__ABOUT THIS EXERCISE__
What lines in the following entries hold the word "title"? Copy each one.

Data records
━━━━

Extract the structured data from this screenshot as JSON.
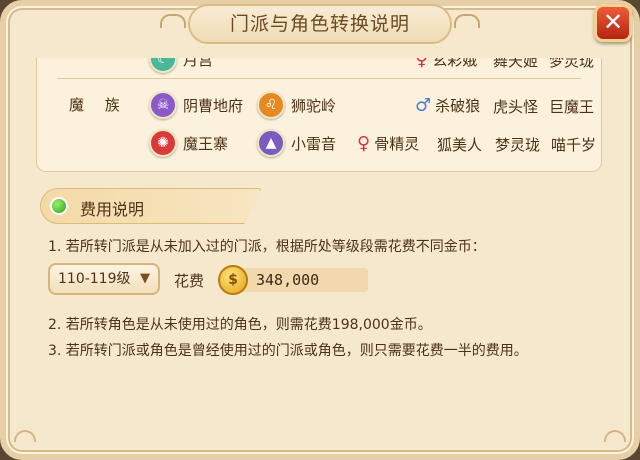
{
  "window": {
    "title": "门派与角色转换说明",
    "close_label": "✕"
  },
  "top_row_partial": {
    "sect": "月宫",
    "roles": [
      "玄彩娥",
      "舞天姬",
      "梦灵珑"
    ]
  },
  "demon_race": {
    "race_label": "魔 族",
    "sects": [
      "阴曹地府",
      "狮驼岭",
      "魔王寨",
      "小雷音"
    ],
    "male_roles": [
      "杀破狼",
      "虎头怪",
      "巨魔王"
    ],
    "female_roles": [
      "骨精灵",
      "狐美人",
      "梦灵珑",
      "喵千岁"
    ]
  },
  "fee_section": {
    "title": "费用说明",
    "note1": "1. 若所转门派是从未加入过的门派，根据所处等级段需花费不同金币：",
    "level_select_value": "110-119级",
    "cost_label": "花费",
    "cost_value": "348,000",
    "coin_glyph": "$",
    "note2": "2. 若所转角色是从未使用过的角色，则需花费198,000金币。",
    "note3": "3. 若所转门派或角色是曾经使用过的门派或角色，则只需要花费一半的费用。"
  },
  "colors": {
    "panel_bg": "#f6e8cd",
    "close_red": "#c9341c",
    "text": "#4d3218",
    "fee_dot_green": "#26a317"
  }
}
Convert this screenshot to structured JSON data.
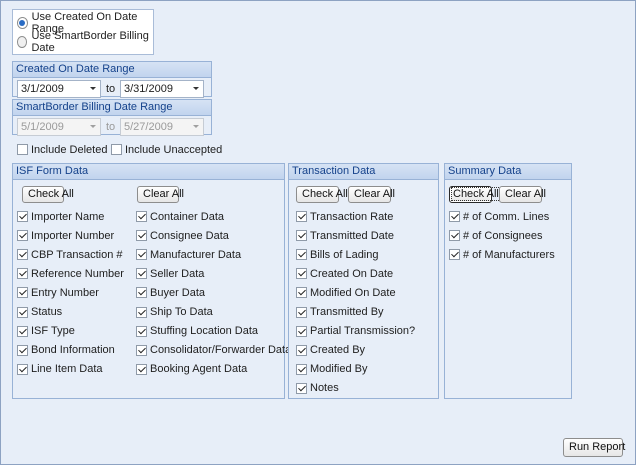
{
  "date_mode": {
    "options": [
      {
        "label": "Use Created On Date Range",
        "selected": true
      },
      {
        "label": "Use SmartBorder Billing Date",
        "selected": false
      }
    ]
  },
  "created_range": {
    "title": "Created On Date Range",
    "from": "3/1/2009",
    "to_label": "to",
    "to": "3/31/2009"
  },
  "billing_range": {
    "title": "SmartBorder Billing Date Range",
    "from": "5/1/2009",
    "to_label": "to",
    "to": "5/27/2009",
    "disabled": true
  },
  "filters": {
    "include_deleted": {
      "label": "Include Deleted",
      "checked": false
    },
    "include_unaccepted": {
      "label": "Include Unaccepted",
      "checked": false
    }
  },
  "isf": {
    "title": "ISF Form Data",
    "check_all": "Check All",
    "clear_all": "Clear All",
    "col1": [
      {
        "label": "Importer Name",
        "checked": true
      },
      {
        "label": "Importer Number",
        "checked": true
      },
      {
        "label": "CBP Transaction #",
        "checked": true
      },
      {
        "label": "Reference Number",
        "checked": true
      },
      {
        "label": "Entry Number",
        "checked": true
      },
      {
        "label": "Status",
        "checked": true
      },
      {
        "label": "ISF Type",
        "checked": true
      },
      {
        "label": "Bond Information",
        "checked": true
      },
      {
        "label": "Line Item Data",
        "checked": true
      }
    ],
    "col2": [
      {
        "label": "Container Data",
        "checked": true
      },
      {
        "label": "Consignee Data",
        "checked": true
      },
      {
        "label": "Manufacturer Data",
        "checked": true
      },
      {
        "label": "Seller Data",
        "checked": true
      },
      {
        "label": "Buyer Data",
        "checked": true
      },
      {
        "label": "Ship To Data",
        "checked": true
      },
      {
        "label": "Stuffing Location Data",
        "checked": true
      },
      {
        "label": "Consolidator/Forwarder Data",
        "checked": true
      },
      {
        "label": "Booking Agent Data",
        "checked": true
      }
    ]
  },
  "transaction": {
    "title": "Transaction Data",
    "check_all": "Check All",
    "clear_all": "Clear All",
    "items": [
      {
        "label": "Transaction Rate",
        "checked": true
      },
      {
        "label": "Transmitted Date",
        "checked": true
      },
      {
        "label": "Bills of Lading",
        "checked": true
      },
      {
        "label": "Created On Date",
        "checked": true
      },
      {
        "label": "Modified On Date",
        "checked": true
      },
      {
        "label": "Transmitted By",
        "checked": true
      },
      {
        "label": "Partial Transmission?",
        "checked": true
      },
      {
        "label": "Created By",
        "checked": true
      },
      {
        "label": "Modified By",
        "checked": true
      },
      {
        "label": "Notes",
        "checked": true
      }
    ]
  },
  "summary": {
    "title": "Summary Data",
    "check_all": "Check All",
    "clear_all": "Clear All",
    "items": [
      {
        "label": "# of Comm. Lines",
        "checked": true
      },
      {
        "label": "# of Consignees",
        "checked": true
      },
      {
        "label": "# of Manufacturers",
        "checked": true
      }
    ]
  },
  "run_report": "Run Report"
}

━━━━

__SOLUTION FOR THIS EXERCISE__
    "title": "门派与角色转换说明",
    "title": "费用说明",
    "title": "Created On Date Range",
    "title": "SmartBorder Billing Date Range",
    "title": "ISF Form Data",
    "title": "Transaction Data",
    "title": "Summary Data",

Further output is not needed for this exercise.